Now, we can publish our study showing that those who received ADV died 55% more often than those who did not! Not bad for a drug with the potential to save 99% of patients!
Skeptical Take: In reality, it might be hard to steer the numbers. How does the analysis look with other numbers of hospitals?
So long as hospitals of type 2 exist, it takes a tremendous number of hospitals of types 1 and 3 to make ADV look good. In fact, let’s double the number of hospitals of types 1 and 3 and see:
Now patients who received ADV died at a rate 5% lower. But that’s not statistically significant. Now we just tell the press that “ADV failed to show any benefit in a rigorous study on a large number of COVID-19 patients” and call it a day.
Even better—we can rinse and repeat just a handful of times in such a way that the thousands of patients lumped into this sabotaged analysis stand firm as a rock muddying the collective analysis of essentially all meta-studies [that include any hospitalized patients at all]. And if hospitals of type 2 exist without our meddling, then all the better. We just have to act ignorant about the flawed rubrik of analysis, or make sure the flawed studies take place. That’s not hard, and we look heroic for taking action.

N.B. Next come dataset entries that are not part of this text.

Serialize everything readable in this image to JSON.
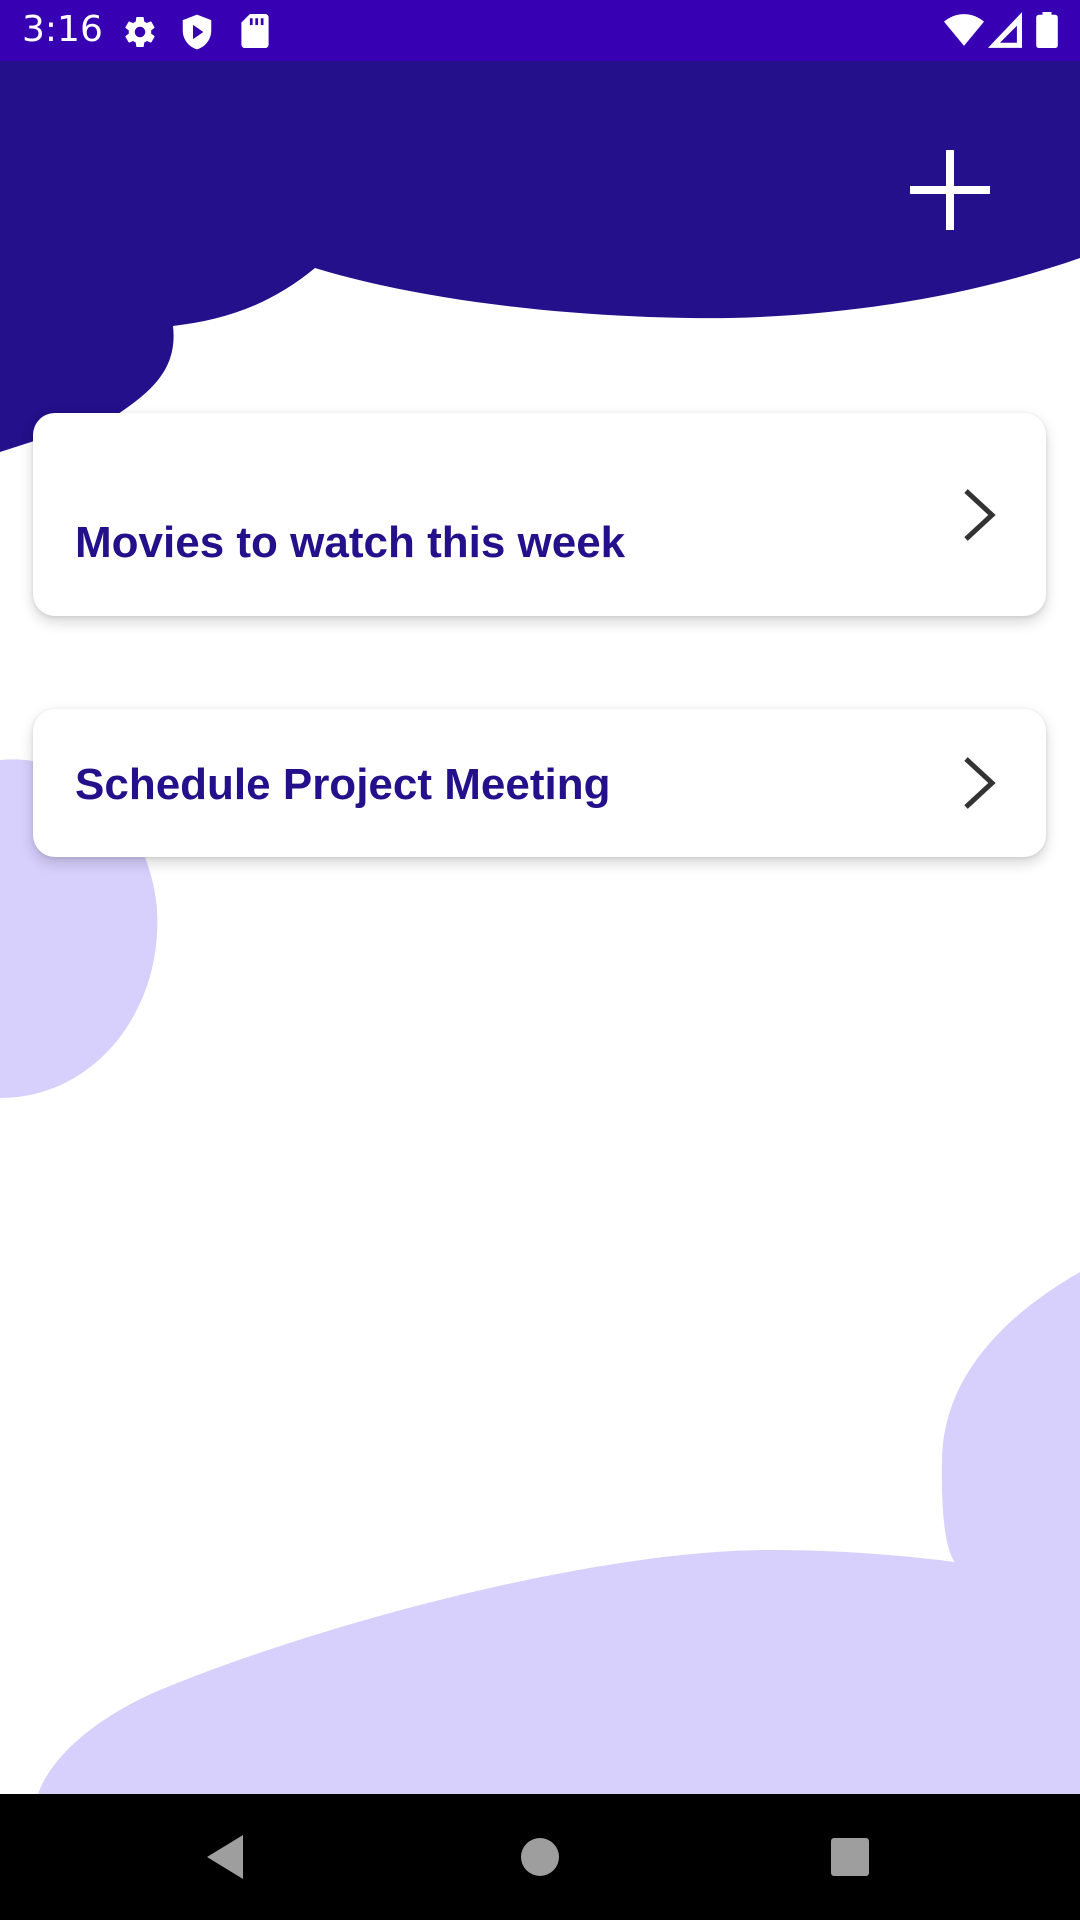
{
  "status_bar": {
    "time": "3:16",
    "icons": [
      "settings-icon",
      "play-protect-icon",
      "sd-card-icon",
      "wifi-icon",
      "signal-icon",
      "battery-icon"
    ]
  },
  "header": {
    "add_button_icon": "plus-icon"
  },
  "lists": [
    {
      "title": "Movies to watch this week",
      "icon": "chevron-right-icon"
    },
    {
      "title": "Schedule Project Meeting",
      "icon": "chevron-right-icon"
    }
  ],
  "nav_bar": {
    "icons": [
      "back-icon",
      "home-icon",
      "recents-icon"
    ]
  },
  "colors": {
    "status_bar": "#3700b3",
    "header": "#23108a",
    "title_text": "#23108a",
    "blob_light": "#d7cffc",
    "card": "#ffffff",
    "nav_bar": "#000000"
  }
}
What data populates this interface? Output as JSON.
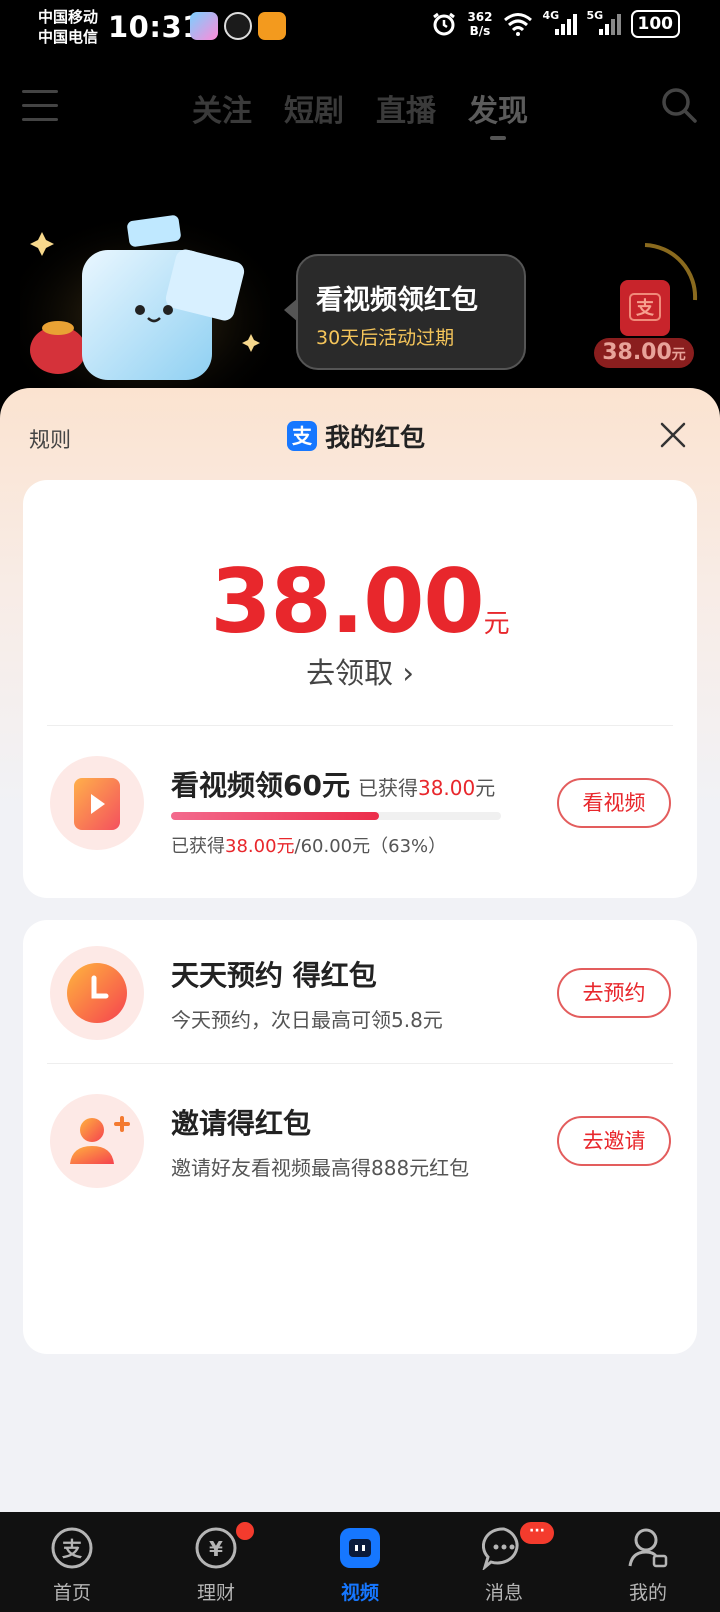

On May 11, 2020, Eli Rosenberg and colleagues published a retrospect analysis of 1438 hospitalized COVID-19 patients in JAMA “showing” that patients who received HCQ or azithromycin among a subset of New York hospitals died more often than those who did not.
The results stand out in contrast with the vast majority of retrospective studies from around the world where hospital protocols are typically more uniform.
A re-analysis of data from this study by Clinton Ohlers noted that many of the patients from the Rosenberg study were not medicated until they were on death’s door.
Under the assumption that HCQ does not help such patients, Ohlers showed that moving those patients into the “not medicated column” (which is the best fix available to the aforementioned treatment protocol aggregation problem without access to the individual hospital data) resulted in the demonstration of a clear mortality benefit for those treated earlier with HCQ!
If such a correction is inappropriate, that would only be under the assumption that HCQ does benefit the most ill patients.
Twitter quickly censored Ohlers and his article from its platform. As Ohlers points out, Rosenberg’s faculty profile at the University of Albany states that since March, 2020:
“Rosenberg has been providing technical assistance to the State of New York’s COVID-19 response across a range of activities and studies addressing critical aspects of SARS-CoV-2 transmission, surveillance, prevention, and treatment.
He has been providing expertise on COVID-19 epidemiology to Governor Cuomo’s office, the SUNY system, the University of Alberta, and in numerous local and national media appearances.”
I wonder if he performs at children’s birthday parties, too.